Exercise requirements
Where "gear" occurs in a line of the entries below, copy that line.

Data for review

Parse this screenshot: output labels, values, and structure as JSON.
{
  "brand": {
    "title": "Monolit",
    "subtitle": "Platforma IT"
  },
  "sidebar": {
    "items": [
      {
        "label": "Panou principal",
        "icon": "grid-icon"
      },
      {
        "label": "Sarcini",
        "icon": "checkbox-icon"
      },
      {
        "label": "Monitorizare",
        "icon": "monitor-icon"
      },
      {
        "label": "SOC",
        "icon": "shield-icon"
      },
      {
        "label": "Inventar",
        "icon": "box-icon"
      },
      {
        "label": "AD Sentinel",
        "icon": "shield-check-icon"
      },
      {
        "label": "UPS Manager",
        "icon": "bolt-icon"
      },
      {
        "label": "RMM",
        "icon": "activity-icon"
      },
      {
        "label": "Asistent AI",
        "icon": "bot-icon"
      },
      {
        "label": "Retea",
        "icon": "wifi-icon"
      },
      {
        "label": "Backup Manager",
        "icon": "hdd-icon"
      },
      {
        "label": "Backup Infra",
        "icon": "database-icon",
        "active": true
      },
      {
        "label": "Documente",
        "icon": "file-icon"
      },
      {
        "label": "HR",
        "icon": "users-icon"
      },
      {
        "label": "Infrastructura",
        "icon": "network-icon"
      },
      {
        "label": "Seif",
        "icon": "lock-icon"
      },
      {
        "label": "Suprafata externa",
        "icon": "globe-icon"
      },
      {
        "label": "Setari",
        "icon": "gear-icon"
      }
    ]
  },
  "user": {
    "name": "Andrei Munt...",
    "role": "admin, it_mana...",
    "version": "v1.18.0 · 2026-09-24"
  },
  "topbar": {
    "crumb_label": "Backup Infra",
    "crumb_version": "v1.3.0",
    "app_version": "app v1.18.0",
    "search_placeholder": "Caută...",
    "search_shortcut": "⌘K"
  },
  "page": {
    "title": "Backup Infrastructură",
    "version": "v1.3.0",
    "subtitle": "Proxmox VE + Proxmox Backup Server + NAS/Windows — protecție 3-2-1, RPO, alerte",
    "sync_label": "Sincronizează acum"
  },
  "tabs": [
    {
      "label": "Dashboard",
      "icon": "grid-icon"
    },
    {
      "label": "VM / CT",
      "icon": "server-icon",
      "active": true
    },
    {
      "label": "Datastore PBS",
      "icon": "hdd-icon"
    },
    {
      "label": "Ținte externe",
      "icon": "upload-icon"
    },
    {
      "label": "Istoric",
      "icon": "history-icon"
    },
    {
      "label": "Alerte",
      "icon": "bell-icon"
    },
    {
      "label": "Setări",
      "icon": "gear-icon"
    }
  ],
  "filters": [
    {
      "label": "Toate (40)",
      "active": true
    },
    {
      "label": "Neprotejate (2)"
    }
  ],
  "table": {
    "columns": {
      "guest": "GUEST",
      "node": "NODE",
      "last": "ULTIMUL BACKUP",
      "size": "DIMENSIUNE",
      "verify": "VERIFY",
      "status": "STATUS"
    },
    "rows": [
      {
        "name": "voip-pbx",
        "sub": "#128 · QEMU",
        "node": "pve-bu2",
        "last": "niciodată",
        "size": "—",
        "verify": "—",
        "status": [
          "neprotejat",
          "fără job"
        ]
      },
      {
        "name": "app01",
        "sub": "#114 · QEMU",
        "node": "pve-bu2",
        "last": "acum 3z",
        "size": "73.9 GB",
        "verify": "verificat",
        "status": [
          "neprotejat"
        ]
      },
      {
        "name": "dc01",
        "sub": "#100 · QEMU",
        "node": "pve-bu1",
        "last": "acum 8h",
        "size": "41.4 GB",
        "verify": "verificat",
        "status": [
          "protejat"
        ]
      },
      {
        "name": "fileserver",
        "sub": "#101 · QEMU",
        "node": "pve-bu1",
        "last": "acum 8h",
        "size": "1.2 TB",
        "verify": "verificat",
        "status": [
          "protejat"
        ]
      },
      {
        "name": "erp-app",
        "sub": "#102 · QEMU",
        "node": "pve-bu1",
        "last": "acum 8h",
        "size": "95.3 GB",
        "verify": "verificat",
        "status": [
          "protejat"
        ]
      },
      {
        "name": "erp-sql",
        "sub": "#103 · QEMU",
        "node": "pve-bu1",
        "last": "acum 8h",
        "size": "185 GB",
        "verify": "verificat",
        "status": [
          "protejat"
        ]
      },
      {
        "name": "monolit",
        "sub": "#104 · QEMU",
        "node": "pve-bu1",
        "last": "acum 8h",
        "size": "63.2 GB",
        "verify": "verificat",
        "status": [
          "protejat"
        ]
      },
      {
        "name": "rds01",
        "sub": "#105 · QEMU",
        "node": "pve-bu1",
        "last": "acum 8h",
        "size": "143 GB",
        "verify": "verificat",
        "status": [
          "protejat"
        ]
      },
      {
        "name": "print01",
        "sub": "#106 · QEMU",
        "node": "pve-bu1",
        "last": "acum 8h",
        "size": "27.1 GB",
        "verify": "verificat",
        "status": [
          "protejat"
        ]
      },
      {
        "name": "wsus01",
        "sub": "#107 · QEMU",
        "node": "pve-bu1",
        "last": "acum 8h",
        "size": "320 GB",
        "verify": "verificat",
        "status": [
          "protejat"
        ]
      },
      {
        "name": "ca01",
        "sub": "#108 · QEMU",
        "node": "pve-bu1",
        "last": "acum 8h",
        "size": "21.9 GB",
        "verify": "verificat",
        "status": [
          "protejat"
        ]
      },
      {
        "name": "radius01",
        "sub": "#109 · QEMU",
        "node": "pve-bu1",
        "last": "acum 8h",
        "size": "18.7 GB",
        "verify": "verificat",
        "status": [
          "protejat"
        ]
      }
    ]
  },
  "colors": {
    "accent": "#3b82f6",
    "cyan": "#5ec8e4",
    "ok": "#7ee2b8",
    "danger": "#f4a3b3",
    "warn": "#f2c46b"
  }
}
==
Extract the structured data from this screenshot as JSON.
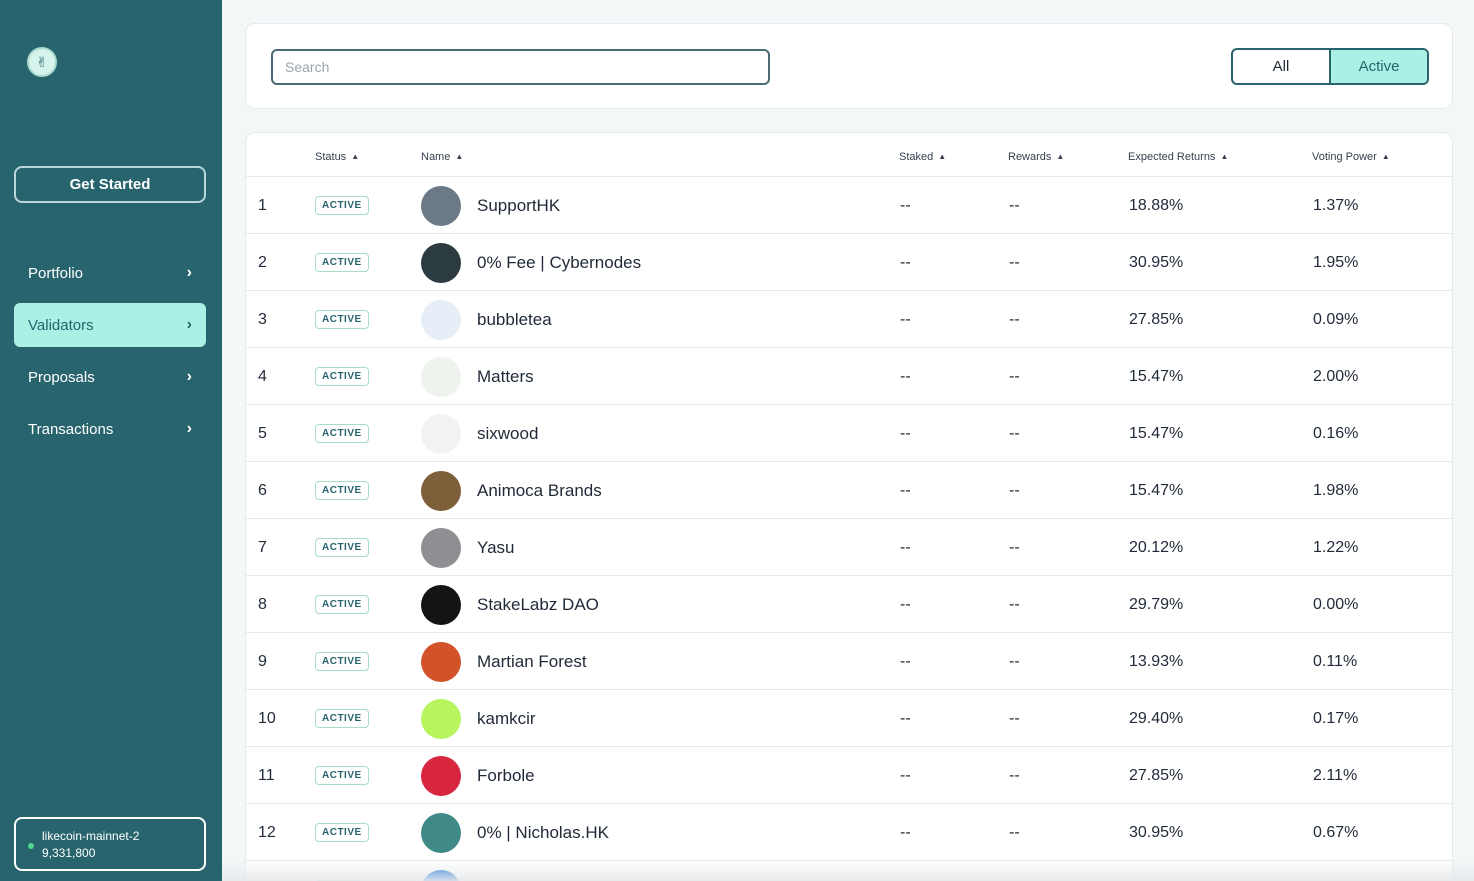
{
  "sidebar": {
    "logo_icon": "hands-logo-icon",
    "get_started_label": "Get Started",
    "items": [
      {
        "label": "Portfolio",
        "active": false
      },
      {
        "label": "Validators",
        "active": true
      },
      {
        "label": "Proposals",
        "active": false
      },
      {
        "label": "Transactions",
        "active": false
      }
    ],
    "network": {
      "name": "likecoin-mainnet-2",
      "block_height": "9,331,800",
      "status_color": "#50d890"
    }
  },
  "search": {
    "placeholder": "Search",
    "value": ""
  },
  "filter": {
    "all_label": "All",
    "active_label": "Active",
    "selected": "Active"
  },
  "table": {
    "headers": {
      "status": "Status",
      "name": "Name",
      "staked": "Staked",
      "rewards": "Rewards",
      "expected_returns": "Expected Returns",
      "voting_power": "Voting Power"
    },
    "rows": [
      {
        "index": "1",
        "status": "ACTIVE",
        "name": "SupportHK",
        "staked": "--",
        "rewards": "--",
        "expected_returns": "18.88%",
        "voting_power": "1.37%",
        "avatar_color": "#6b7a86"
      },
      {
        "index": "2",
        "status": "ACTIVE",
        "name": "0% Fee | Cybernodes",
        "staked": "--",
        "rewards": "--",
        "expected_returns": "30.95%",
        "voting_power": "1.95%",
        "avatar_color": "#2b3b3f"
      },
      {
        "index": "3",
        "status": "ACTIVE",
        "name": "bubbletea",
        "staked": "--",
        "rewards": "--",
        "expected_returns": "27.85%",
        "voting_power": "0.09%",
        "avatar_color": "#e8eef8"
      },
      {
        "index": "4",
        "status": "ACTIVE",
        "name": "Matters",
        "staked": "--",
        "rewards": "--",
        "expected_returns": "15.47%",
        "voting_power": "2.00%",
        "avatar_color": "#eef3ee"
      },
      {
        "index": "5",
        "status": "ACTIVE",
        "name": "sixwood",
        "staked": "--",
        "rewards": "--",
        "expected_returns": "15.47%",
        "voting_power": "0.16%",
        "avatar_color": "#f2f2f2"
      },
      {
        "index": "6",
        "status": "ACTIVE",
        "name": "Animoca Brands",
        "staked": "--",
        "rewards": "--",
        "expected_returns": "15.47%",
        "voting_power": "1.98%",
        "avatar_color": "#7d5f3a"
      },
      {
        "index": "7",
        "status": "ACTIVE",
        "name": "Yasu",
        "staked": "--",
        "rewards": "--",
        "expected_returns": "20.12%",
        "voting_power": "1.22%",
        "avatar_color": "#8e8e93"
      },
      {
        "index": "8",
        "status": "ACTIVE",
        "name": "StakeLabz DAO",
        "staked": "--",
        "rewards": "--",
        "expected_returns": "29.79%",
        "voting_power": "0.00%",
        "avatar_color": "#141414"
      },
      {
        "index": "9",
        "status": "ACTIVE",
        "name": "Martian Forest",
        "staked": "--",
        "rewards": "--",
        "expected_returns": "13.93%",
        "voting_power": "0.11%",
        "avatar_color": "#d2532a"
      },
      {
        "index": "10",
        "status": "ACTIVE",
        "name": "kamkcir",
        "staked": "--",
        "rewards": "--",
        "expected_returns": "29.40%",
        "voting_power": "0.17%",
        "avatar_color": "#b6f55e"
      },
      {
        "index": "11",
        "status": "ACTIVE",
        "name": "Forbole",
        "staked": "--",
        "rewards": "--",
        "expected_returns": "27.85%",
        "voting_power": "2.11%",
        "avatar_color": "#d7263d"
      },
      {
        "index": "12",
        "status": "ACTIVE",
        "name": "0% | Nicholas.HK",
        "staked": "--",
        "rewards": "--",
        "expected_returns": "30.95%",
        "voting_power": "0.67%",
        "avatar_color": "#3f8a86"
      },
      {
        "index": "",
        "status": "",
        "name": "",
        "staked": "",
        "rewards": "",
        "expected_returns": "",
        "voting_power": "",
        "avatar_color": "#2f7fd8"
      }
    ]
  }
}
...
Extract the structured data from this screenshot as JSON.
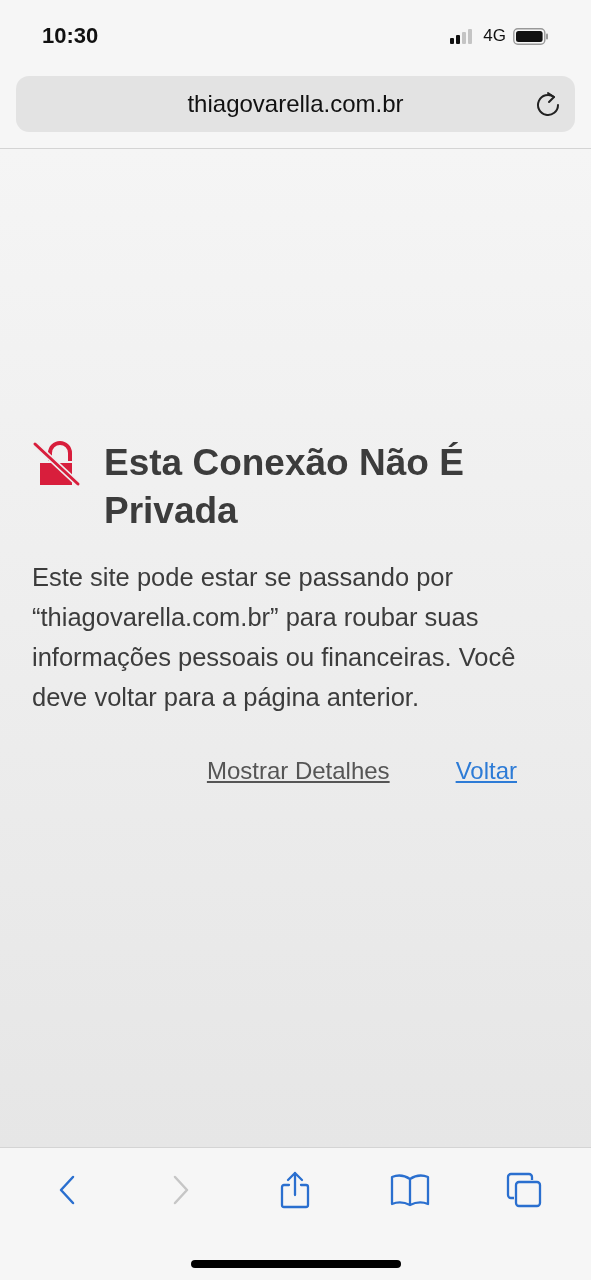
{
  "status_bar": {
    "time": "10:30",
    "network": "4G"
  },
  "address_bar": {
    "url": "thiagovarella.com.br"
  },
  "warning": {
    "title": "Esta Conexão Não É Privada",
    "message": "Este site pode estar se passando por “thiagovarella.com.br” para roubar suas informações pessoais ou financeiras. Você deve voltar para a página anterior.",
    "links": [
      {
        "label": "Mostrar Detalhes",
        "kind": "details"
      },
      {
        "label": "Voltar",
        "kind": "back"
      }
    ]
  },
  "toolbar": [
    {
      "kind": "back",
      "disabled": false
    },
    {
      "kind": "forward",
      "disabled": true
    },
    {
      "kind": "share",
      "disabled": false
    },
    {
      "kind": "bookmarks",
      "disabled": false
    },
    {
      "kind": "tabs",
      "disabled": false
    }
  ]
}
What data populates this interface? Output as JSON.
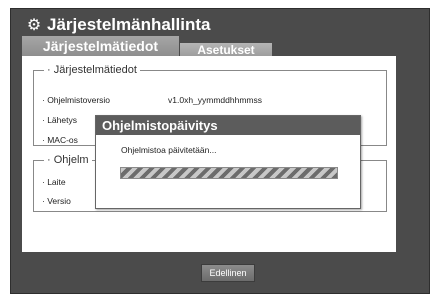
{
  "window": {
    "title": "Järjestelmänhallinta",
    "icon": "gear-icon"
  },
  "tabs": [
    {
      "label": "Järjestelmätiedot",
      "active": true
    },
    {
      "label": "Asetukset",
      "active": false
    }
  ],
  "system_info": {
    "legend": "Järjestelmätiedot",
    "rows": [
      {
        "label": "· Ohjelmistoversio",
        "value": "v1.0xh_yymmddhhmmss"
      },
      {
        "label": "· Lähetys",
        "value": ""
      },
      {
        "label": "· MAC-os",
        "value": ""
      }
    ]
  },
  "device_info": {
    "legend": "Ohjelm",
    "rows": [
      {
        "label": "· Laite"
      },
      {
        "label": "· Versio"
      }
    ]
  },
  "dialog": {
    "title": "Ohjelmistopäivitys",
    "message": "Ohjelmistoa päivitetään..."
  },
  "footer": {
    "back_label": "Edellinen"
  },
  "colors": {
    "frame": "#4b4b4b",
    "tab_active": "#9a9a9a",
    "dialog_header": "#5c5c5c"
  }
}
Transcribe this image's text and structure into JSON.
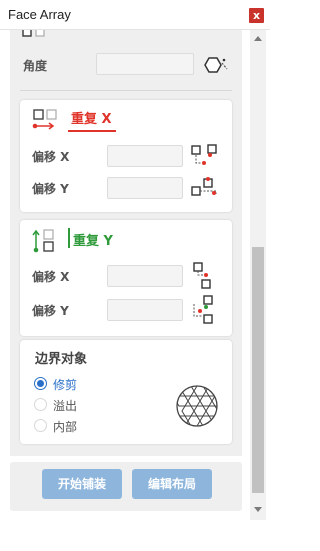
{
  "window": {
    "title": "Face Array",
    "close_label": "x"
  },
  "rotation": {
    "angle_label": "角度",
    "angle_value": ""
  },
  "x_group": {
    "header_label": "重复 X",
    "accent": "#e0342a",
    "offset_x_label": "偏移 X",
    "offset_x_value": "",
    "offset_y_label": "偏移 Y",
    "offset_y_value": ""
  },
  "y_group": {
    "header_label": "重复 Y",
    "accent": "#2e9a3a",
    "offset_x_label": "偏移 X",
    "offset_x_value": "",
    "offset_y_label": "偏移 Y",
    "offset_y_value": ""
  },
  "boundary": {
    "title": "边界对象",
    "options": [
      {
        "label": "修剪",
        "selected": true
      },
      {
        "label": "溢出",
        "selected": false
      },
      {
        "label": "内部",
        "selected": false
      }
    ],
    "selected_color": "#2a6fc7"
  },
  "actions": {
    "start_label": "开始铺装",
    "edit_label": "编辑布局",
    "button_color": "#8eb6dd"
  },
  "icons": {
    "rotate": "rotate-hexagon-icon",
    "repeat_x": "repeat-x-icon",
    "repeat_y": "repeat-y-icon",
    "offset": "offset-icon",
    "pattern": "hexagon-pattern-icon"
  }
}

Answer section
        "icon": "gear-icon"
      "icon": "gear-icon"
    "icon": "gear-icon"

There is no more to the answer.